Please retype every record exactly as it appears, omitting the pictures.

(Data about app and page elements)
........
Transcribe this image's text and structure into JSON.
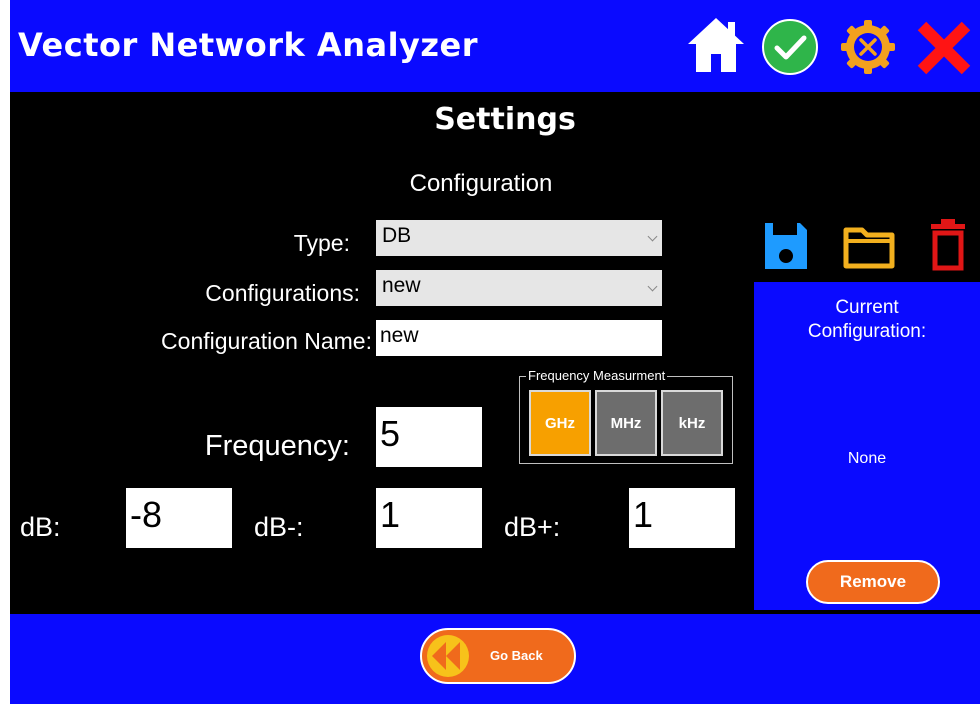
{
  "app": {
    "title": "Vector Network Analyzer"
  },
  "header_icons": [
    "home-icon",
    "check-icon",
    "tools-gear-icon",
    "close-icon"
  ],
  "settings": {
    "heading": "Settings",
    "section": "Configuration",
    "type_label": "Type:",
    "type_value": "DB",
    "configurations_label": "Configurations:",
    "configurations_value": "new",
    "config_name_label": "Configuration Name:",
    "config_name_value": "new",
    "frequency_label": "Frequency:",
    "frequency_value": "5",
    "freq_measurement": {
      "legend": "Frequency Measurment",
      "options": [
        "GHz",
        "MHz",
        "kHz"
      ],
      "selected": "GHz"
    },
    "db_label": "dB:",
    "db_value": "-8",
    "db_minus_label": "dB-:",
    "db_minus_value": "1",
    "db_plus_label": "dB+:",
    "db_plus_value": "1"
  },
  "file_icons": [
    "save-icon",
    "folder-icon",
    "trash-icon"
  ],
  "current_config": {
    "title": "Current Configuration:",
    "value": "None",
    "remove_label": "Remove"
  },
  "footer": {
    "go_back_label": "Go Back"
  },
  "colors": {
    "header_blue": "#0a0aff",
    "selected_orange": "#f7a000",
    "button_orange": "#f06a1c",
    "unselected_gray": "#6d6d6d"
  }
}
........
◆ **REPLY**
Transcribe this image's text and structure into JSON.
{
  "app": {
    "title": "Vector Network Analyzer"
  },
  "header_icons": [
    "home-icon",
    "check-icon",
    "tools-gear-icon",
    "close-icon"
  ],
  "settings": {
    "heading": "Settings",
    "section": "Configuration",
    "type_label": "Type:",
    "type_value": "DB",
    "configurations_label": "Configurations:",
    "configurations_value": "new",
    "config_name_label": "Configuration Name:",
    "config_name_value": "new",
    "frequency_label": "Frequency:",
    "frequency_value": "5",
    "freq_measurement": {
      "legend": "Frequency Measurment",
      "options": [
        "GHz",
        "MHz",
        "kHz"
      ],
      "selected": "GHz"
    },
    "db_label": "dB:",
    "db_value": "-8",
    "db_minus_label": "dB-:",
    "db_minus_value": "1",
    "db_plus_label": "dB+:",
    "db_plus_value": "1"
  },
  "file_icons": [
    "save-icon",
    "folder-icon",
    "trash-icon"
  ],
  "current_config": {
    "title": "Current Configuration:",
    "value": "None",
    "remove_label": "Remove"
  },
  "footer": {
    "go_back_label": "Go Back"
  },
  "colors": {
    "header_blue": "#0a0aff",
    "selected_orange": "#f7a000",
    "button_orange": "#f06a1c",
    "unselected_gray": "#6d6d6d"
  }
}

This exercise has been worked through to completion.